Rain Dance further propelled by its loaded relationship to notions of the natural and the synthetic, a duality that never settles to a comfortable equilibrium. For Wayne, the juxtaposition of forms and timelines husbands the viewer from visions of an artist squeezing tubes and troweling mounds of oil paint, to those of mountains
being raised, razed and sculpted by rain and wind. Her work very clearly arrives at issues at the heart of Rain Dance: those of control and withdrawal; culture and nature, and the impossibility of reconciling the vastness of geologic timeline with that of the human time line.
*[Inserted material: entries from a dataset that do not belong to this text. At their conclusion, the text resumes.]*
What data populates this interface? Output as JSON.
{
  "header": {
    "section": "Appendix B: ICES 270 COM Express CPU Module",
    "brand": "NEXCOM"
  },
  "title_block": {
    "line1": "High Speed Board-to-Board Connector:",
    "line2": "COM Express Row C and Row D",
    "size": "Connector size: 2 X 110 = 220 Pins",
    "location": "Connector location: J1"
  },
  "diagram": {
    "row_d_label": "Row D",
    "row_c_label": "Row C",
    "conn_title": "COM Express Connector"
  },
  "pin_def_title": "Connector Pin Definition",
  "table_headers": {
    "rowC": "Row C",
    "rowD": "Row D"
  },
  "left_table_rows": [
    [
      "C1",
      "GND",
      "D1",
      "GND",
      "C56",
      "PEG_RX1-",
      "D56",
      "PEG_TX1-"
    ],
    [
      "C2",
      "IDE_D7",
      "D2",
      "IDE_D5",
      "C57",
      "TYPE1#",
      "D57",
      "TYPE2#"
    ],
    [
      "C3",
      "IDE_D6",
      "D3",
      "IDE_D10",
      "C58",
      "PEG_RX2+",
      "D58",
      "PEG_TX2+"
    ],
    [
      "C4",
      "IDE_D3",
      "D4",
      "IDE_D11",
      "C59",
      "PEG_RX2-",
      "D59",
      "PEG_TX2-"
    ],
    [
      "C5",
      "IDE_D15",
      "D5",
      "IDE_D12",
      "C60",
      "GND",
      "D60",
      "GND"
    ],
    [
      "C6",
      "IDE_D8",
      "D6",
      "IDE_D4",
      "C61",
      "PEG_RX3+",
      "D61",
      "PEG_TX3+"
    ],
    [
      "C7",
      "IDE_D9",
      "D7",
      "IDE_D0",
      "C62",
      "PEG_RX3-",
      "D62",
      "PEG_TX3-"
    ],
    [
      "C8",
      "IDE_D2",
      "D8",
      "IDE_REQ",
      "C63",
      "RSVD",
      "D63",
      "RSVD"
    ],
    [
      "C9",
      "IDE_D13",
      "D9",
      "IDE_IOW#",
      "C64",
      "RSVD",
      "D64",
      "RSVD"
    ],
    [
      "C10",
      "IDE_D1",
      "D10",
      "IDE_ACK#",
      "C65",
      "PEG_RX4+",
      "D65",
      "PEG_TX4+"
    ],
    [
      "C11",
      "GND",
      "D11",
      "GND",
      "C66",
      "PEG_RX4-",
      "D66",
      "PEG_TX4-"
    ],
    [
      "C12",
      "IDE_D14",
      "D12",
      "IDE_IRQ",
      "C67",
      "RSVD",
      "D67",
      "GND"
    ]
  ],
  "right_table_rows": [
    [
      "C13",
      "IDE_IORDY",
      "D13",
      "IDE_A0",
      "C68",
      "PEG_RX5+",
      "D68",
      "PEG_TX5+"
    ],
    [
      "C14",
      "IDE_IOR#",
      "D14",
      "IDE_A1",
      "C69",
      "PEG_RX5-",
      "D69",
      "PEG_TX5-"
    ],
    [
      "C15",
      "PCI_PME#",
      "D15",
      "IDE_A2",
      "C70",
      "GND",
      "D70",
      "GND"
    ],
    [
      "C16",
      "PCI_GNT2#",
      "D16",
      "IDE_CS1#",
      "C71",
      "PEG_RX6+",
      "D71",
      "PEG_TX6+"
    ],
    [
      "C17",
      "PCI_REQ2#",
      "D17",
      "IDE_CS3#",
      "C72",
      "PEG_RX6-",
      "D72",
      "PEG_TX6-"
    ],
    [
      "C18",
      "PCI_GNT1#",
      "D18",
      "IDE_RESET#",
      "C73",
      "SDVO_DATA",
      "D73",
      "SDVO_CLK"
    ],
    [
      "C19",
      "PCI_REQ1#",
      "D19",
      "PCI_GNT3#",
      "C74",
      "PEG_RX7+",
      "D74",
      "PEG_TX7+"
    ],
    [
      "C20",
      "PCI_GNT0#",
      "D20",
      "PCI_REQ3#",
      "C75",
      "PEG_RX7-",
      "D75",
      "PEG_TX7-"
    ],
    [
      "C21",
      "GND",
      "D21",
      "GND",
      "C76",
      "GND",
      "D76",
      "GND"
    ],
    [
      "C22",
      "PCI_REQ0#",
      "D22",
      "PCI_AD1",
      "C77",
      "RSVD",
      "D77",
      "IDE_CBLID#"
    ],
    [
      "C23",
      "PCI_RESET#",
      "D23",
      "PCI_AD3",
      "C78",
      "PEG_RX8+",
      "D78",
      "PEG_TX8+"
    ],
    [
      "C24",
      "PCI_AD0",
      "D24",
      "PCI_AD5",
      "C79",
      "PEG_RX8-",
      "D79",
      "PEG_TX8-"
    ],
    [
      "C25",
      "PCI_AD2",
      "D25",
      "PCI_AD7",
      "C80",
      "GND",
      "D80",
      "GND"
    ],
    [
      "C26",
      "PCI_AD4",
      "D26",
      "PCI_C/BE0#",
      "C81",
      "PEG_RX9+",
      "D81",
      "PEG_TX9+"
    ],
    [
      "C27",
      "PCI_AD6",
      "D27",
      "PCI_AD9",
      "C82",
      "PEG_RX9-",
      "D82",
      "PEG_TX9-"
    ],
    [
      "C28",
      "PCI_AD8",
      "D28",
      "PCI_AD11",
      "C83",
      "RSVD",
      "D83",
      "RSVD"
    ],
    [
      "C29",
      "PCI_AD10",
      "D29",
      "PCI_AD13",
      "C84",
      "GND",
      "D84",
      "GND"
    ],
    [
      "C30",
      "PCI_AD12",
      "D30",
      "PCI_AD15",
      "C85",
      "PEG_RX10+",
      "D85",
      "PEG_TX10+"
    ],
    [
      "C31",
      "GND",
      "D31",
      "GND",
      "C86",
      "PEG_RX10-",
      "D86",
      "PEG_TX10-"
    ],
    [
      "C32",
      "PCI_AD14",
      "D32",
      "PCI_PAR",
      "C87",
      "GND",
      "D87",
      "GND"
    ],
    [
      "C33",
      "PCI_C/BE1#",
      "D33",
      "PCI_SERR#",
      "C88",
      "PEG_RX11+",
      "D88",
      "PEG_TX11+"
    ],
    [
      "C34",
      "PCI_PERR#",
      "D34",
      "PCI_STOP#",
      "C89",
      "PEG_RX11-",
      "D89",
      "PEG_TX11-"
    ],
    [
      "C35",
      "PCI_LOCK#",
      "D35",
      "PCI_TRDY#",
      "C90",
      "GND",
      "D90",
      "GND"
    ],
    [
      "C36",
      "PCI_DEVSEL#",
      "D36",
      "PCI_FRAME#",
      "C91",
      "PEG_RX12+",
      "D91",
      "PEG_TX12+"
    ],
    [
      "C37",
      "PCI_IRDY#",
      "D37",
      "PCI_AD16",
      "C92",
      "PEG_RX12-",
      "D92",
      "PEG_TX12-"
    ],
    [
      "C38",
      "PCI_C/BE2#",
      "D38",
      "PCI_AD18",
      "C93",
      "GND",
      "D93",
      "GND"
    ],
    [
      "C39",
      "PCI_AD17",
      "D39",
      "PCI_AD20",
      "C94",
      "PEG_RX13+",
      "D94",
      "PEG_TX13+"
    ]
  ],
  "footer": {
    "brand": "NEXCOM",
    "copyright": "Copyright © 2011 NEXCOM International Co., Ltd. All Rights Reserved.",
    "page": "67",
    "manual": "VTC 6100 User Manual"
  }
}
Wayne’s work also suggests the folly, hubris and cognitive dissonance that allows humans to keep moving forward amidst attempts to control forces far more powerful and eternal than they. It also implicitly asks the question, “what does a society do when the genie is out of the bottle?” Intervene or withdraw? Apprehend the genie or pretend it’s still in the bottle? Humans did create penicillin, but we also created nuclear weapons and
thalidomide.

Perhaps standing on the rim of an abyss, partially paralyzed by fear, is a permanent condition of society. Probably, diversity of ideas fueled by media feedback atomize and disseminate these ideas, putting contemporary culture in a uniquely polarized position, with non-interventionists pitted against interventionists, ignorantly and arrogantly maintaining their rectitude, yet paradoxically doubting the future all the same. In the past, such collective anxiety might have been consolidated by homogenous cultures into something that stood in for opinion: a rain dance, or another ritual that addressed the unknown and converted it into a supernatural solution that felt like solvency. As technology offers us more and more reason to hope, society grows more and more ambitious, if not more and more successful. In the presence of such a disparity, art is a rain dance looking inward for answers that can’t be shaken from the sky.

–Shane McAdams